■ Problem to solve: Nothing in the records may be altered, and no picture may be included. Restate them in full.

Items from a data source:

========================

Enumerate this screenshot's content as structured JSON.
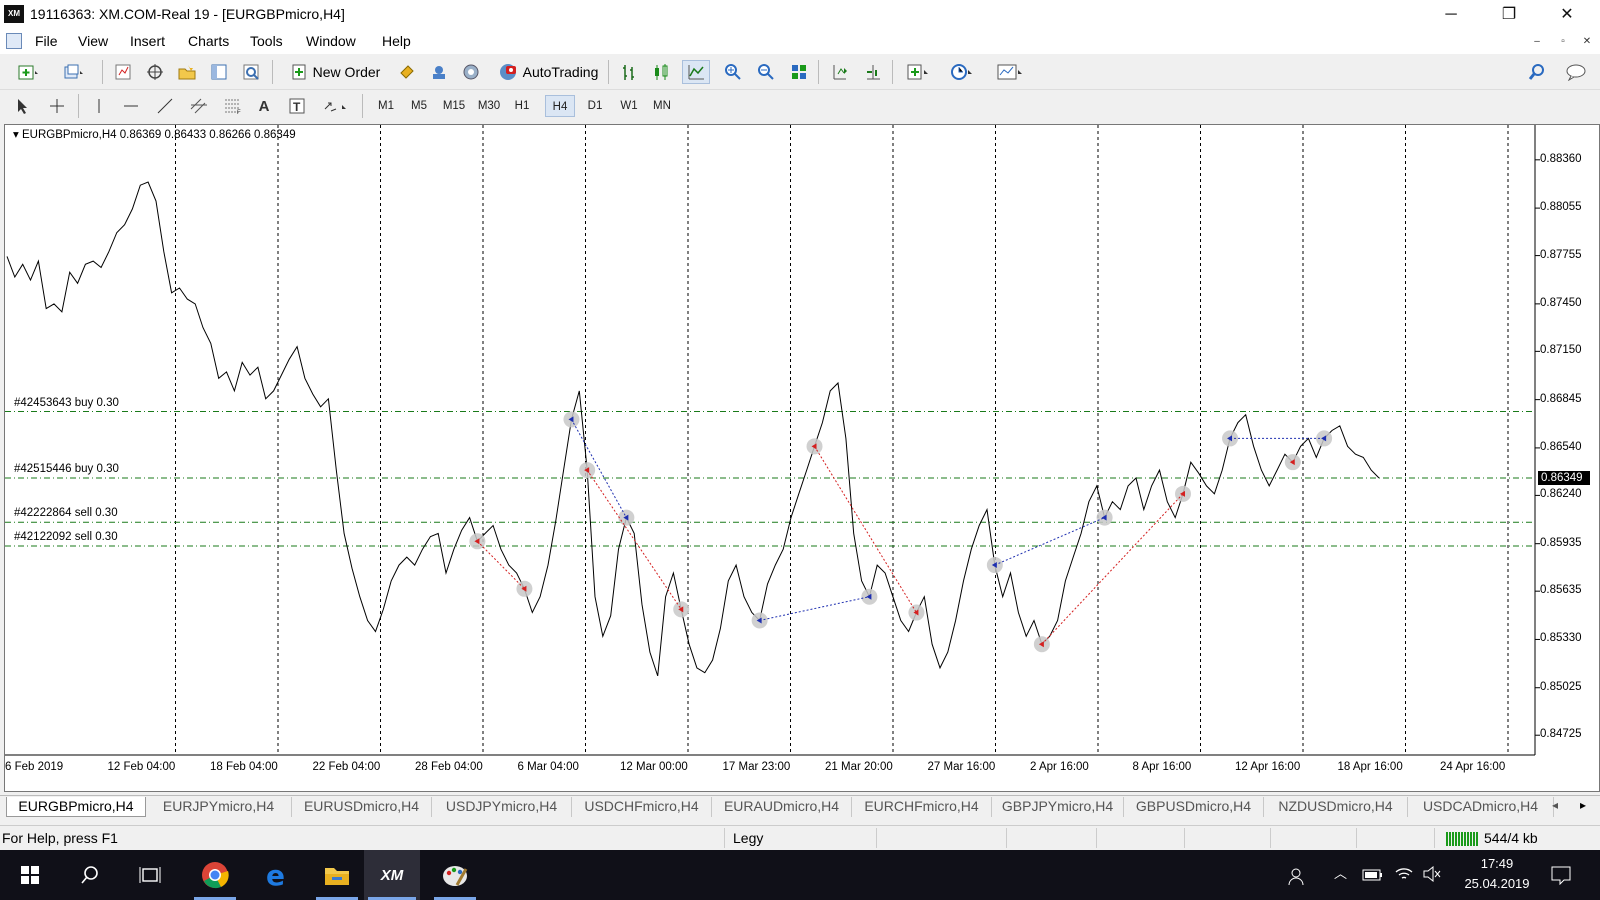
{
  "window": {
    "title": "19116363: XM.COM-Real 19 - [EURGBPmicro,H4]",
    "logo_text": "XM",
    "minimize": "─",
    "maximize": "❐",
    "close": "✕"
  },
  "menu": [
    "File",
    "View",
    "Insert",
    "Charts",
    "Tools",
    "Window",
    "Help"
  ],
  "toolbar": {
    "new_order": "New Order",
    "autotrading": "AutoTrading"
  },
  "timeframes": [
    "M1",
    "M5",
    "M15",
    "M30",
    "H1",
    "H4",
    "D1",
    "W1",
    "MN"
  ],
  "active_timeframe": "H4",
  "chart": {
    "info": "EURGBPmicro,H4  0.86369 0.86433 0.86266 0.86349",
    "current_price": "0.86349",
    "orders": [
      {
        "label": "#42453643 buy 0.30",
        "price": 0.8677
      },
      {
        "label": "#42515446 buy 0.30",
        "price": 0.8635
      },
      {
        "label": "#42222864 sell 0.30",
        "price": 0.8607
      },
      {
        "label": "#42122092 sell 0.30",
        "price": 0.8592
      }
    ],
    "colors": {
      "grid": "#000000",
      "order_line": "#1a7a1a",
      "buy": "#1e2fb0",
      "sell": "#d42020",
      "price": "#000000"
    }
  },
  "chart_data": {
    "type": "line",
    "title": "EURGBPmicro,H4",
    "y_tick_labels": [
      "0.88360",
      "0.88055",
      "0.87755",
      "0.87450",
      "0.87150",
      "0.86845",
      "0.86540",
      "0.86240",
      "0.85935",
      "0.85635",
      "0.85330",
      "0.85025",
      "0.84725"
    ],
    "y_ticks": [
      0.8836,
      0.88055,
      0.87755,
      0.8745,
      0.8715,
      0.86845,
      0.8654,
      0.8624,
      0.85935,
      0.85635,
      0.8533,
      0.85025,
      0.84725
    ],
    "ylim": [
      0.846,
      0.8858
    ],
    "x_labels": [
      "6 Feb 2019",
      "12 Feb 04:00",
      "18 Feb 04:00",
      "22 Feb 04:00",
      "28 Feb 04:00",
      "6 Mar 04:00",
      "12 Mar 00:00",
      "17 Mar 23:00",
      "21 Mar 20:00",
      "27 Mar 16:00",
      "2 Apr 16:00",
      "8 Apr 16:00",
      "12 Apr 16:00",
      "18 Apr 16:00",
      "24 Apr 16:00"
    ],
    "grid": "vertical dotted",
    "close_prices": [
      0.8775,
      0.8762,
      0.877,
      0.876,
      0.8772,
      0.8742,
      0.8745,
      0.874,
      0.8765,
      0.8758,
      0.877,
      0.8772,
      0.8768,
      0.8778,
      0.879,
      0.8795,
      0.8805,
      0.882,
      0.8822,
      0.881,
      0.8778,
      0.8752,
      0.8755,
      0.8748,
      0.8745,
      0.873,
      0.872,
      0.8698,
      0.8702,
      0.869,
      0.8708,
      0.87,
      0.8705,
      0.8685,
      0.869,
      0.87,
      0.871,
      0.8718,
      0.8698,
      0.8688,
      0.868,
      0.8685,
      0.864,
      0.86,
      0.8578,
      0.856,
      0.8545,
      0.8538,
      0.8552,
      0.857,
      0.858,
      0.8585,
      0.858,
      0.859,
      0.8598,
      0.86,
      0.8575,
      0.859,
      0.8602,
      0.861,
      0.8595,
      0.86,
      0.8605,
      0.859,
      0.858,
      0.8575,
      0.8565,
      0.855,
      0.856,
      0.858,
      0.8608,
      0.864,
      0.8672,
      0.869,
      0.864,
      0.856,
      0.8535,
      0.8548,
      0.859,
      0.861,
      0.86,
      0.8555,
      0.8525,
      0.851,
      0.856,
      0.8575,
      0.8552,
      0.853,
      0.8515,
      0.8512,
      0.852,
      0.854,
      0.857,
      0.858,
      0.856,
      0.855,
      0.8545,
      0.8568,
      0.858,
      0.859,
      0.861,
      0.8625,
      0.864,
      0.8655,
      0.867,
      0.869,
      0.8695,
      0.866,
      0.86,
      0.857,
      0.856,
      0.858,
      0.8575,
      0.856,
      0.8545,
      0.8538,
      0.855,
      0.856,
      0.853,
      0.8515,
      0.8525,
      0.8545,
      0.857,
      0.859,
      0.8605,
      0.8615,
      0.858,
      0.856,
      0.8575,
      0.855,
      0.8535,
      0.8545,
      0.853,
      0.8535,
      0.8545,
      0.857,
      0.8585,
      0.86,
      0.862,
      0.863,
      0.861,
      0.862,
      0.8615,
      0.863,
      0.8635,
      0.8615,
      0.863,
      0.864,
      0.862,
      0.861,
      0.8625,
      0.8645,
      0.8638,
      0.863,
      0.8625,
      0.864,
      0.866,
      0.867,
      0.8675,
      0.8655,
      0.864,
      0.863,
      0.864,
      0.865,
      0.8645,
      0.8655,
      0.866,
      0.8648,
      0.866,
      0.8665,
      0.8668,
      0.8655,
      0.865,
      0.8648,
      0.864,
      0.8635
    ]
  },
  "tabs": [
    "EURGBPmicro,H4",
    "EURJPYmicro,H4",
    "EURUSDmicro,H4",
    "USDJPYmicro,H4",
    "USDCHFmicro,H4",
    "EURAUDmicro,H4",
    "EURCHFmicro,H4",
    "GBPJPYmicro,H4",
    "GBPUSDmicro,H4",
    "NZDUSDmicro,H4",
    "USDCADmicro,H4"
  ],
  "tab_scroll_left": "◂",
  "tab_scroll_right": "▸",
  "status": {
    "help": "For Help, press F1",
    "profile": "Legy",
    "traffic": "544/4 kb"
  },
  "taskbar": {
    "time": "17:49",
    "date": "25.04.2019",
    "apps": [
      "start-icon",
      "search-icon",
      "task-view-icon",
      "chrome-icon",
      "edge-icon",
      "file-explorer-icon",
      "xm-terminal-icon",
      "paint-icon"
    ],
    "xm_label": "XM"
  }
}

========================

■ Worked solution:
Enumerate this screenshot's content as structured JSON.
{
  "window": {
    "title": "19116363: XM.COM-Real 19 - [EURGBPmicro,H4]",
    "logo_text": "XM",
    "minimize": "─",
    "maximize": "❐",
    "close": "✕"
  },
  "menu": [
    "File",
    "View",
    "Insert",
    "Charts",
    "Tools",
    "Window",
    "Help"
  ],
  "toolbar": {
    "new_order": "New Order",
    "autotrading": "AutoTrading"
  },
  "timeframes": [
    "M1",
    "M5",
    "M15",
    "M30",
    "H1",
    "H4",
    "D1",
    "W1",
    "MN"
  ],
  "active_timeframe": "H4",
  "chart": {
    "info": "EURGBPmicro,H4  0.86369 0.86433 0.86266 0.86349",
    "current_price": "0.86349",
    "orders": [
      {
        "label": "#42453643 buy 0.30",
        "price": 0.8677
      },
      {
        "label": "#42515446 buy 0.30",
        "price": 0.8635
      },
      {
        "label": "#42222864 sell 0.30",
        "price": 0.8607
      },
      {
        "label": "#42122092 sell 0.30",
        "price": 0.8592
      }
    ],
    "colors": {
      "grid": "#000000",
      "order_line": "#1a7a1a",
      "buy": "#1e2fb0",
      "sell": "#d42020",
      "price": "#000000"
    }
  },
  "chart_data": {
    "type": "line",
    "title": "EURGBPmicro,H4",
    "y_tick_labels": [
      "0.88360",
      "0.88055",
      "0.87755",
      "0.87450",
      "0.87150",
      "0.86845",
      "0.86540",
      "0.86240",
      "0.85935",
      "0.85635",
      "0.85330",
      "0.85025",
      "0.84725"
    ],
    "y_ticks": [
      0.8836,
      0.88055,
      0.87755,
      0.8745,
      0.8715,
      0.86845,
      0.8654,
      0.8624,
      0.85935,
      0.85635,
      0.8533,
      0.85025,
      0.84725
    ],
    "ylim": [
      0.846,
      0.8858
    ],
    "x_labels": [
      "6 Feb 2019",
      "12 Feb 04:00",
      "18 Feb 04:00",
      "22 Feb 04:00",
      "28 Feb 04:00",
      "6 Mar 04:00",
      "12 Mar 00:00",
      "17 Mar 23:00",
      "21 Mar 20:00",
      "27 Mar 16:00",
      "2 Apr 16:00",
      "8 Apr 16:00",
      "12 Apr 16:00",
      "18 Apr 16:00",
      "24 Apr 16:00"
    ],
    "grid": "vertical dotted",
    "close_prices": [
      0.8775,
      0.8762,
      0.877,
      0.876,
      0.8772,
      0.8742,
      0.8745,
      0.874,
      0.8765,
      0.8758,
      0.877,
      0.8772,
      0.8768,
      0.8778,
      0.879,
      0.8795,
      0.8805,
      0.882,
      0.8822,
      0.881,
      0.8778,
      0.8752,
      0.8755,
      0.8748,
      0.8745,
      0.873,
      0.872,
      0.8698,
      0.8702,
      0.869,
      0.8708,
      0.87,
      0.8705,
      0.8685,
      0.869,
      0.87,
      0.871,
      0.8718,
      0.8698,
      0.8688,
      0.868,
      0.8685,
      0.864,
      0.86,
      0.8578,
      0.856,
      0.8545,
      0.8538,
      0.8552,
      0.857,
      0.858,
      0.8585,
      0.858,
      0.859,
      0.8598,
      0.86,
      0.8575,
      0.859,
      0.8602,
      0.861,
      0.8595,
      0.86,
      0.8605,
      0.859,
      0.858,
      0.8575,
      0.8565,
      0.855,
      0.856,
      0.858,
      0.8608,
      0.864,
      0.8672,
      0.869,
      0.864,
      0.856,
      0.8535,
      0.8548,
      0.859,
      0.861,
      0.86,
      0.8555,
      0.8525,
      0.851,
      0.856,
      0.8575,
      0.8552,
      0.853,
      0.8515,
      0.8512,
      0.852,
      0.854,
      0.857,
      0.858,
      0.856,
      0.855,
      0.8545,
      0.8568,
      0.858,
      0.859,
      0.861,
      0.8625,
      0.864,
      0.8655,
      0.867,
      0.869,
      0.8695,
      0.866,
      0.86,
      0.857,
      0.856,
      0.858,
      0.8575,
      0.856,
      0.8545,
      0.8538,
      0.855,
      0.856,
      0.853,
      0.8515,
      0.8525,
      0.8545,
      0.857,
      0.859,
      0.8605,
      0.8615,
      0.858,
      0.856,
      0.8575,
      0.855,
      0.8535,
      0.8545,
      0.853,
      0.8535,
      0.8545,
      0.857,
      0.8585,
      0.86,
      0.862,
      0.863,
      0.861,
      0.862,
      0.8615,
      0.863,
      0.8635,
      0.8615,
      0.863,
      0.864,
      0.862,
      0.861,
      0.8625,
      0.8645,
      0.8638,
      0.863,
      0.8625,
      0.864,
      0.866,
      0.867,
      0.8675,
      0.8655,
      0.864,
      0.863,
      0.864,
      0.865,
      0.8645,
      0.8655,
      0.866,
      0.8648,
      0.866,
      0.8665,
      0.8668,
      0.8655,
      0.865,
      0.8648,
      0.864,
      0.8635
    ]
  },
  "tabs": [
    "EURGBPmicro,H4",
    "EURJPYmicro,H4",
    "EURUSDmicro,H4",
    "USDJPYmicro,H4",
    "USDCHFmicro,H4",
    "EURAUDmicro,H4",
    "EURCHFmicro,H4",
    "GBPJPYmicro,H4",
    "GBPUSDmicro,H4",
    "NZDUSDmicro,H4",
    "USDCADmicro,H4"
  ],
  "tab_scroll_left": "◂",
  "tab_scroll_right": "▸",
  "status": {
    "help": "For Help, press F1",
    "profile": "Legy",
    "traffic": "544/4 kb"
  },
  "taskbar": {
    "time": "17:49",
    "date": "25.04.2019",
    "apps": [
      "start-icon",
      "search-icon",
      "task-view-icon",
      "chrome-icon",
      "edge-icon",
      "file-explorer-icon",
      "xm-terminal-icon",
      "paint-icon"
    ],
    "xm_label": "XM"
  }
}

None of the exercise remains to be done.